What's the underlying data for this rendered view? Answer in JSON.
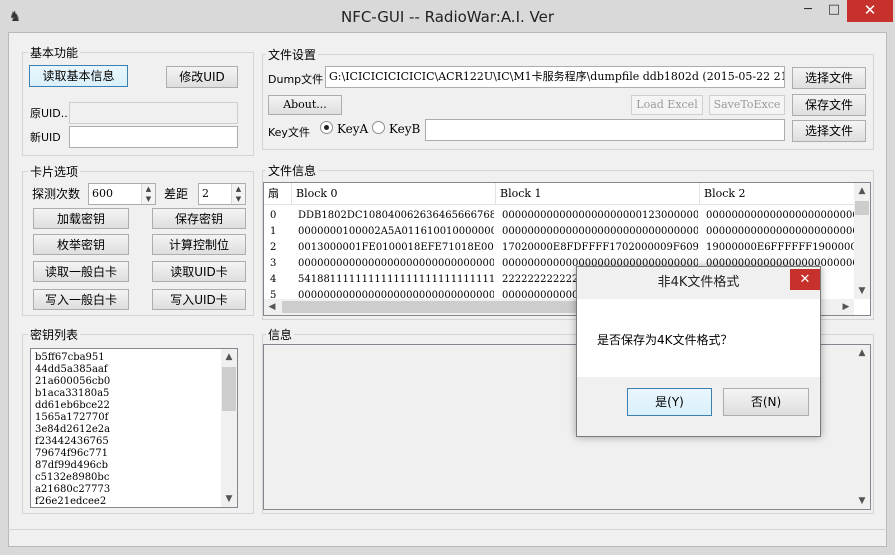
{
  "window": {
    "title": "NFC-GUI  -- RadioWar:A.I. Ver",
    "minimize": "─",
    "maximize": "□",
    "close": "✕"
  },
  "basic": {
    "group_label": "基本功能",
    "read_info_label": "读取基本信息",
    "modify_uid_label": "修改UID",
    "orig_uid_label": "原UID...",
    "orig_uid_value": "",
    "new_uid_label": "新UID",
    "new_uid_value": ""
  },
  "card_options": {
    "group_label": "卡片选项",
    "probe_count_label": "探测次数",
    "probe_count_value": "600",
    "gap_label": "差距",
    "gap_value": "2",
    "buttons": [
      "加载密钥",
      "保存密钥",
      "枚举密钥",
      "计算控制位",
      "读取一般白卡",
      "读取UID卡",
      "写入一般白卡",
      "写入UID卡"
    ]
  },
  "keys": {
    "group_label": "密钥列表",
    "items": [
      "b5ff67cba951",
      "44dd5a385aaf",
      "21a600056cb0",
      "b1aca33180a5",
      "dd61eb6bce22",
      "1565a172770f",
      "3e84d2612e2a",
      "f23442436765",
      "79674f96c771",
      "87df99d496cb",
      "c5132e8980bc",
      "a21680c27773",
      "f26e21edcee2"
    ]
  },
  "file_settings": {
    "group_label": "文件设置",
    "dump_label": "Dump文件",
    "dump_path": "G:\\ICICICICICICIC\\ACR122U\\IC\\M1卡服务程序\\dumpfile ddb1802d (2015-05-22 21_2",
    "select_file_label": "选择文件",
    "about_label": "About...",
    "load_excel_label": "Load Excel",
    "save_to_exce_label": "SaveToExce",
    "save_file_label": "保存文件",
    "key_file_label": "Key文件",
    "key_a_label": "KeyA",
    "key_b_label": "KeyB",
    "key_file_value": "",
    "select_key_file_label": "选择文件"
  },
  "file_info": {
    "group_label": "文件信息",
    "columns": [
      "扇",
      "Block 0",
      "Block 1",
      "Block 2"
    ],
    "rows": [
      [
        "0",
        "DDB1802DC108040062636465666768 69",
        "00000000000000000000001230000000",
        "00000000000000000000000000"
      ],
      [
        "1",
        "0000000100002A5A0116100100000000",
        "00000000000000000000000000000000",
        "00000000000000000000000000"
      ],
      [
        "2",
        "0013000001FE0100018EFE71018E0062",
        "17020000E8FDFFFF1702000009F609F6",
        "19000000E6FFFFFF19000000"
      ],
      [
        "3",
        "00000000000000000000000000000000",
        "00000000000000000000000000000000",
        "00000000000000000000000000"
      ],
      [
        "4",
        "54188111111111111111111111111111",
        "2222222222222",
        "3333"
      ],
      [
        "5",
        "00000000000000000000000000000000",
        "00000000000000",
        "000000"
      ]
    ]
  },
  "info": {
    "group_label": "信息"
  },
  "dialog": {
    "title": "非4K文件格式",
    "message": "是否保存为4K文件格式？",
    "yes_label": "是(Y)",
    "no_label": "否(N)",
    "close": "✕"
  },
  "colors": {
    "close_red": "#c7312b",
    "client_bg": "#f0f0f0",
    "focus_border": "#3c7fb1"
  }
}
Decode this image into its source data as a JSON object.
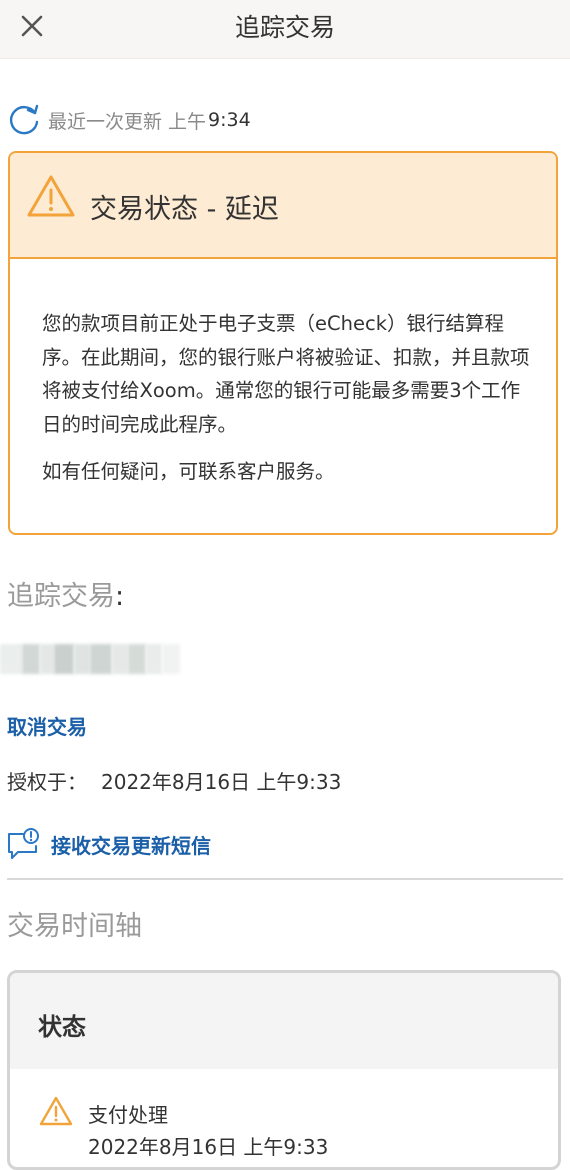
{
  "header": {
    "title": "追踪交易",
    "close_icon": "close-icon"
  },
  "refresh": {
    "icon": "refresh-icon",
    "label": "最近一次更新 上午",
    "time": "9:34"
  },
  "alert": {
    "icon": "warning-icon",
    "accent_color": "#f2a33a",
    "title": "交易状态 - 延迟",
    "body": "您的款项目前正处于电子支票（eCheck）银行结算程序。在此期间，您的银行账户将被验证、扣款，并且款项将被支付给Xoom。通常您的银行可能最多需要3个工作日的时间完成此程序。",
    "contact": "如有任何疑问，可联系客户服务。"
  },
  "tracking": {
    "label": "追踪交易",
    "colon": ":"
  },
  "actions": {
    "cancel_label": "取消交易",
    "link_color": "#1a5fa8",
    "authorized_label": "授权于：",
    "authorized_value": "2022年8月16日 上午9:33",
    "sms_icon": "message-icon",
    "sms_label": "接收交易更新短信"
  },
  "timeline": {
    "heading": "交易时间轴",
    "status_title": "状态",
    "item_icon": "warning-icon",
    "item_label": "支付处理",
    "item_time": "2022年8月16日 上午9:33"
  }
}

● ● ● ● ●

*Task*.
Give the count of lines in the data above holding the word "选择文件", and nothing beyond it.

*Written response*.
2